Task >> Filter the entries beneath this task, copying only the lines that hold the word "background".

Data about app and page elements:
+ + + +

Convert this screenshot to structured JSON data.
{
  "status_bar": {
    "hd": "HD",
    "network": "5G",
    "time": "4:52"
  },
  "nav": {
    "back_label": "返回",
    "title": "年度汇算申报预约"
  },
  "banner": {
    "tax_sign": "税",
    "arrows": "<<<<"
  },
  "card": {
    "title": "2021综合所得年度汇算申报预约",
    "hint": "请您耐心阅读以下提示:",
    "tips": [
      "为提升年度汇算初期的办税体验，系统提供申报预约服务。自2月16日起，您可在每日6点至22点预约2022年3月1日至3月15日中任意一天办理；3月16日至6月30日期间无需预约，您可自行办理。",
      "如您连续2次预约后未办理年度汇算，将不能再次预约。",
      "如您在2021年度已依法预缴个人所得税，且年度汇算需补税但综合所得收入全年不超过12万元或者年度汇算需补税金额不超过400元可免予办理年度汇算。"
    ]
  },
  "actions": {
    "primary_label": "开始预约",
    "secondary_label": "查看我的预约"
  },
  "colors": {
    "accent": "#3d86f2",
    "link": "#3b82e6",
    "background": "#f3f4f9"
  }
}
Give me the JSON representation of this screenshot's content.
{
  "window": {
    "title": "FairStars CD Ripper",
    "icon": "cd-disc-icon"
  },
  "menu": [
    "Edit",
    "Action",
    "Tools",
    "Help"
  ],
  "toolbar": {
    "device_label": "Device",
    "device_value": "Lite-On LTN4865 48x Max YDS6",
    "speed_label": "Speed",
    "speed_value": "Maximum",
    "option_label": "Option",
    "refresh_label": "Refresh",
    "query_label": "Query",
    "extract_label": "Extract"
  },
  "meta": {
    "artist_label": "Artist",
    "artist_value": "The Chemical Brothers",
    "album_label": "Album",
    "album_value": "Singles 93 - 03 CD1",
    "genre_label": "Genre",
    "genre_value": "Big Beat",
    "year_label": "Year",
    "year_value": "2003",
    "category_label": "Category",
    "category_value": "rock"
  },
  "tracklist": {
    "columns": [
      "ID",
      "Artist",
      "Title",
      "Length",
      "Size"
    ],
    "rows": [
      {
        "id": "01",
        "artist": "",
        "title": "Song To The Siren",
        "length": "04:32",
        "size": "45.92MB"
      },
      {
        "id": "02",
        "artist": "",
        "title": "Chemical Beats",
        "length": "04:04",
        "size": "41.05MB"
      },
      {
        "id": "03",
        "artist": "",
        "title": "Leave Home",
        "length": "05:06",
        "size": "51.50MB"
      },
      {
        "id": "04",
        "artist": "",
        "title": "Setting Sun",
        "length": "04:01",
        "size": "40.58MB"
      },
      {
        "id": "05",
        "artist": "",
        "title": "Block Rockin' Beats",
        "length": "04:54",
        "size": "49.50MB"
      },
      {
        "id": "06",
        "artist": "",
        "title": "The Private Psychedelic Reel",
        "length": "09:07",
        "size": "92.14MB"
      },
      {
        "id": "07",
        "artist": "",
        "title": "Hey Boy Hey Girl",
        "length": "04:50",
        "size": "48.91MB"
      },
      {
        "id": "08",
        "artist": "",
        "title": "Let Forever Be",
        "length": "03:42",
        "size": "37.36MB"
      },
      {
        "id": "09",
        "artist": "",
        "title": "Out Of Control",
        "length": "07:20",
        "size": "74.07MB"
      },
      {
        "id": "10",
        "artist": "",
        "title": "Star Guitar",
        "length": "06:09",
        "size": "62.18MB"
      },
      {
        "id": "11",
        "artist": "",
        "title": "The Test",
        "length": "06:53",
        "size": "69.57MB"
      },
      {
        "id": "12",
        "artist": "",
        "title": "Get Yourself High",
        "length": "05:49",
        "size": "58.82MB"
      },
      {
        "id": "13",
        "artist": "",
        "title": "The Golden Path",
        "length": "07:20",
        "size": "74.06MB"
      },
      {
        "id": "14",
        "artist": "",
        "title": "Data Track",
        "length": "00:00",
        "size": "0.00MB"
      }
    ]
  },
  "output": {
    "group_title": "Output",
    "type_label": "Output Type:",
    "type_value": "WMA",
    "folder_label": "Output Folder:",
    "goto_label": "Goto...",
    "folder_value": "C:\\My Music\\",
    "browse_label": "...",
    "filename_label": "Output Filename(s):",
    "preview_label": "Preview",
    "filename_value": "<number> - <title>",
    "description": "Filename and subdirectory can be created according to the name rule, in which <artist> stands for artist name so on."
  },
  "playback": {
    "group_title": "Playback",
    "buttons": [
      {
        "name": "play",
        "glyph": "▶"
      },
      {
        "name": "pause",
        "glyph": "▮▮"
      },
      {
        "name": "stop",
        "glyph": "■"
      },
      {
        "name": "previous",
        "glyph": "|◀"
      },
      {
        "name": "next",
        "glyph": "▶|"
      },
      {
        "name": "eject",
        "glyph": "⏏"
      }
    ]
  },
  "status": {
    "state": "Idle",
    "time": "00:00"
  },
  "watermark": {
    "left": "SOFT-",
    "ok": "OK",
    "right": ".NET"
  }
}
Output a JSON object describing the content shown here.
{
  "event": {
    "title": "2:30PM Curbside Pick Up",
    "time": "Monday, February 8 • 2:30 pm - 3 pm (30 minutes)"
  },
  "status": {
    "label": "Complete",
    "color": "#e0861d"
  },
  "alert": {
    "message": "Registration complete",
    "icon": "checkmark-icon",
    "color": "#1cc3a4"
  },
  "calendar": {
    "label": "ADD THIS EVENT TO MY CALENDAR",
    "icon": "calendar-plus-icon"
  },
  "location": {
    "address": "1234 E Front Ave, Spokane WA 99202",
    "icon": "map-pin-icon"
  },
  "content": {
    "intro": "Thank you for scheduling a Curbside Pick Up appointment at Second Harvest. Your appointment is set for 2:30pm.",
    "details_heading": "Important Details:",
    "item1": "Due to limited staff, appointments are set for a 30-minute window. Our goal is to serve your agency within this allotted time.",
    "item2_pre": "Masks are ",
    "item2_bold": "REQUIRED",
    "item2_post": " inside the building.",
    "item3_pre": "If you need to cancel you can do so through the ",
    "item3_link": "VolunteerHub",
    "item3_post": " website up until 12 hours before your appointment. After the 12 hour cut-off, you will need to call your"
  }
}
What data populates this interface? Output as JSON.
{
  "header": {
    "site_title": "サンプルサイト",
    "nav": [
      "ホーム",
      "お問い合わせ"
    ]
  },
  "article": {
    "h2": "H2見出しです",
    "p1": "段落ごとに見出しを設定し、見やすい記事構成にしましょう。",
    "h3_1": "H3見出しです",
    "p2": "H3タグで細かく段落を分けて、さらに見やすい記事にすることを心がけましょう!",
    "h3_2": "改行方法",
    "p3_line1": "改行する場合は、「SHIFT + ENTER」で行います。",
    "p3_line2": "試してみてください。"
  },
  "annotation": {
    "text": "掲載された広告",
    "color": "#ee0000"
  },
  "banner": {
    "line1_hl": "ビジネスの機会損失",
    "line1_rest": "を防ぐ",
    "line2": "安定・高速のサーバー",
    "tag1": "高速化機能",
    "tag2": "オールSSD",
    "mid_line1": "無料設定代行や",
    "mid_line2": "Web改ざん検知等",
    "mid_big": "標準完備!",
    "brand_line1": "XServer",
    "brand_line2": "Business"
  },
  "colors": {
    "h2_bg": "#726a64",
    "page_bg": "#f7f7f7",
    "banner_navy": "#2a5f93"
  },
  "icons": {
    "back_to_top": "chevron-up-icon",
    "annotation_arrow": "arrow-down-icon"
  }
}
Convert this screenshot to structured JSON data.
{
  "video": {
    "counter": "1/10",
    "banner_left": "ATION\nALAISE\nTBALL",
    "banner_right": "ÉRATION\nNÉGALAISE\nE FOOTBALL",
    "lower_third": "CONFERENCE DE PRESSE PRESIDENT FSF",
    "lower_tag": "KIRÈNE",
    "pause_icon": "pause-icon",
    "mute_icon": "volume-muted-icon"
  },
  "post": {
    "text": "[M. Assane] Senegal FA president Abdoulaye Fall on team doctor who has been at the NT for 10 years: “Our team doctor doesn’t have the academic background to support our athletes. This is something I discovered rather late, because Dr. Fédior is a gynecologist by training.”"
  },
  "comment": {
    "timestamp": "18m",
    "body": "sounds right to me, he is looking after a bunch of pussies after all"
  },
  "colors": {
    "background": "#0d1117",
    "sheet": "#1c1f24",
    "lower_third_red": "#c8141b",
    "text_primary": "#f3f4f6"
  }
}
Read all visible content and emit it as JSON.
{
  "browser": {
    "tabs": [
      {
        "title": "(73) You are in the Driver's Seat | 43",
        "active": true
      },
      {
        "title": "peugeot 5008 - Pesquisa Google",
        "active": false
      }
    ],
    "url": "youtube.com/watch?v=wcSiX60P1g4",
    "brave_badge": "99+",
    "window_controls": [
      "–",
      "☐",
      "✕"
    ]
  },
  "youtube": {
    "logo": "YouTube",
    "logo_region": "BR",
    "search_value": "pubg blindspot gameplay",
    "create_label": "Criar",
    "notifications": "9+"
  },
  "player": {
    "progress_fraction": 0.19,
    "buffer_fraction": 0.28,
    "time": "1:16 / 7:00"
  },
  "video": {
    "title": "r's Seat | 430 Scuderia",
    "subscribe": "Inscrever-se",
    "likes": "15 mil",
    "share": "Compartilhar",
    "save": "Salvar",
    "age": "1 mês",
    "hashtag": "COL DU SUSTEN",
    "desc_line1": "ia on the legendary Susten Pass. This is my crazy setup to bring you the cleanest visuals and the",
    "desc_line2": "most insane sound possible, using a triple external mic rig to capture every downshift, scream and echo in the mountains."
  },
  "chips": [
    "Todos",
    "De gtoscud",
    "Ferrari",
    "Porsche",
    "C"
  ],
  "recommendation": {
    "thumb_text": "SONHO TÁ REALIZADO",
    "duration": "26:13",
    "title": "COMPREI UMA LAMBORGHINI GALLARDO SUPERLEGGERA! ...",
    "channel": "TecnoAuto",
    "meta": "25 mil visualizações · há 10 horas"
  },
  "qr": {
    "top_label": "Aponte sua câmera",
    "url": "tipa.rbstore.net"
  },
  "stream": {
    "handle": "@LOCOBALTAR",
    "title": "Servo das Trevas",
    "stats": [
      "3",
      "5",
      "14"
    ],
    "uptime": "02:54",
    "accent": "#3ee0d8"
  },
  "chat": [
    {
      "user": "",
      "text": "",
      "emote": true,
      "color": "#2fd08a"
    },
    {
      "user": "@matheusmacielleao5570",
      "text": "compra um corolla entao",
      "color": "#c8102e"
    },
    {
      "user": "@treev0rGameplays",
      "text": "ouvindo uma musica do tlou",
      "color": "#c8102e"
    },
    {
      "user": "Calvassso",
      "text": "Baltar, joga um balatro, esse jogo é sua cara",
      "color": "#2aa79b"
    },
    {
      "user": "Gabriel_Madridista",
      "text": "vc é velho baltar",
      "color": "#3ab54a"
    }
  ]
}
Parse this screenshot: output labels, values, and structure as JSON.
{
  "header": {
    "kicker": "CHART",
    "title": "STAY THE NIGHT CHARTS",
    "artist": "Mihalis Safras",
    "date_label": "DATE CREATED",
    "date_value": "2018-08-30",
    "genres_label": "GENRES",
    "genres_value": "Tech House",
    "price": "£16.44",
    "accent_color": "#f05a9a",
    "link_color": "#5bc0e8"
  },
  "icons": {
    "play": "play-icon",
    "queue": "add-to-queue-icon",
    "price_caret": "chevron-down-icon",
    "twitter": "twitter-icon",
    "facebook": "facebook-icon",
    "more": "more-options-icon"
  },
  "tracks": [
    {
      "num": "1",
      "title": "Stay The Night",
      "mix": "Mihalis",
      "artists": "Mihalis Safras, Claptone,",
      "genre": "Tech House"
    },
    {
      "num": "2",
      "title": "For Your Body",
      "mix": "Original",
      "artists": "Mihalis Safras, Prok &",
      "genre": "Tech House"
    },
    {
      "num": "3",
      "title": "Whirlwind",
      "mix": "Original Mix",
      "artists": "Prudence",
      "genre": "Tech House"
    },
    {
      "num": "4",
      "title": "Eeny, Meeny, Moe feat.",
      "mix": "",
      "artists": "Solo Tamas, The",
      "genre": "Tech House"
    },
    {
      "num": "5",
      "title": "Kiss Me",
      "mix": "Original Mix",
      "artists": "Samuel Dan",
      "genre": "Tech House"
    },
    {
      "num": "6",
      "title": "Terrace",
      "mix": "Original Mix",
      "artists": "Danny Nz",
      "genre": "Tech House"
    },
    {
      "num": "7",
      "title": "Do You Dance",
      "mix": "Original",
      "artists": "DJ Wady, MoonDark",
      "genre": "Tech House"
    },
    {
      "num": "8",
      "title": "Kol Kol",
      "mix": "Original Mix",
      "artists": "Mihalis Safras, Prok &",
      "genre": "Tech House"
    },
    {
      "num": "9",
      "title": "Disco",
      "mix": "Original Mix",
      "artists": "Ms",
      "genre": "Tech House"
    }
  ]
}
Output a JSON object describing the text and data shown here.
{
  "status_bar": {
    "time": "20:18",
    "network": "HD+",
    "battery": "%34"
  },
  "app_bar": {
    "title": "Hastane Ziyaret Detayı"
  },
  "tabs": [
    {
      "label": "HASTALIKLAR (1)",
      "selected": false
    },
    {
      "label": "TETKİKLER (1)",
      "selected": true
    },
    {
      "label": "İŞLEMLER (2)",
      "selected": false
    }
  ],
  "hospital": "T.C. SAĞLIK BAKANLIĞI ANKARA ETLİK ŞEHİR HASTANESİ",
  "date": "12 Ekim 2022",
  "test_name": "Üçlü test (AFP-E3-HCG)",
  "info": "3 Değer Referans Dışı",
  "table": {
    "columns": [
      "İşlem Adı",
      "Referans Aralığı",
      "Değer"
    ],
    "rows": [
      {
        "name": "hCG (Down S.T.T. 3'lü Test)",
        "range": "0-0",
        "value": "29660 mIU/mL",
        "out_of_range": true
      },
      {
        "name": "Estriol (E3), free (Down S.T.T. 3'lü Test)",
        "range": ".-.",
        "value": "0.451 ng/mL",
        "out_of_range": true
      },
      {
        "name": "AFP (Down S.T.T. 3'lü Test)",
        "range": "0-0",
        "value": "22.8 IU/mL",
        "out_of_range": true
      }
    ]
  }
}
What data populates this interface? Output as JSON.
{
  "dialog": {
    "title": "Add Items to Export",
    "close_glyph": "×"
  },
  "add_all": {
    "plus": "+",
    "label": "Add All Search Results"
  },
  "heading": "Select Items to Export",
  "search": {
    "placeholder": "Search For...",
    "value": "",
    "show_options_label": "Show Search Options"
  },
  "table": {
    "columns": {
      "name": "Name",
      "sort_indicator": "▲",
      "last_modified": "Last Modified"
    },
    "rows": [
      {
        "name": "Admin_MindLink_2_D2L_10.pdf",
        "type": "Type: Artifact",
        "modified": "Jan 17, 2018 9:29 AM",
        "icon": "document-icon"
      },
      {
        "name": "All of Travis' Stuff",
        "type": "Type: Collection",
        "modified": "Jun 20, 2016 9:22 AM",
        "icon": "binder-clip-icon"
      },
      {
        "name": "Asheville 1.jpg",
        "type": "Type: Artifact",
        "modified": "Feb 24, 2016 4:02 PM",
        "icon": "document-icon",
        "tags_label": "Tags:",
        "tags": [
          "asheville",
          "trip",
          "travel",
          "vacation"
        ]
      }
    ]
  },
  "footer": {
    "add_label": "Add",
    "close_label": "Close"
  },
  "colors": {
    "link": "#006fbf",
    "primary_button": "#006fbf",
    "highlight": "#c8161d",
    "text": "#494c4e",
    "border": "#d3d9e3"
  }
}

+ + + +

Response area >>
    "background": "#f3f4f9"
    "text": "[M. Assane] Senegal FA president Abdoulaye Fall on team doctor who has been at the NT for 10 years: “Our team doctor doesn’t have the academic background to support our athletes. This is something I discovered rather late, because Dr. Fédior is a gynecologist by training.”"
    "background": "#0d1117",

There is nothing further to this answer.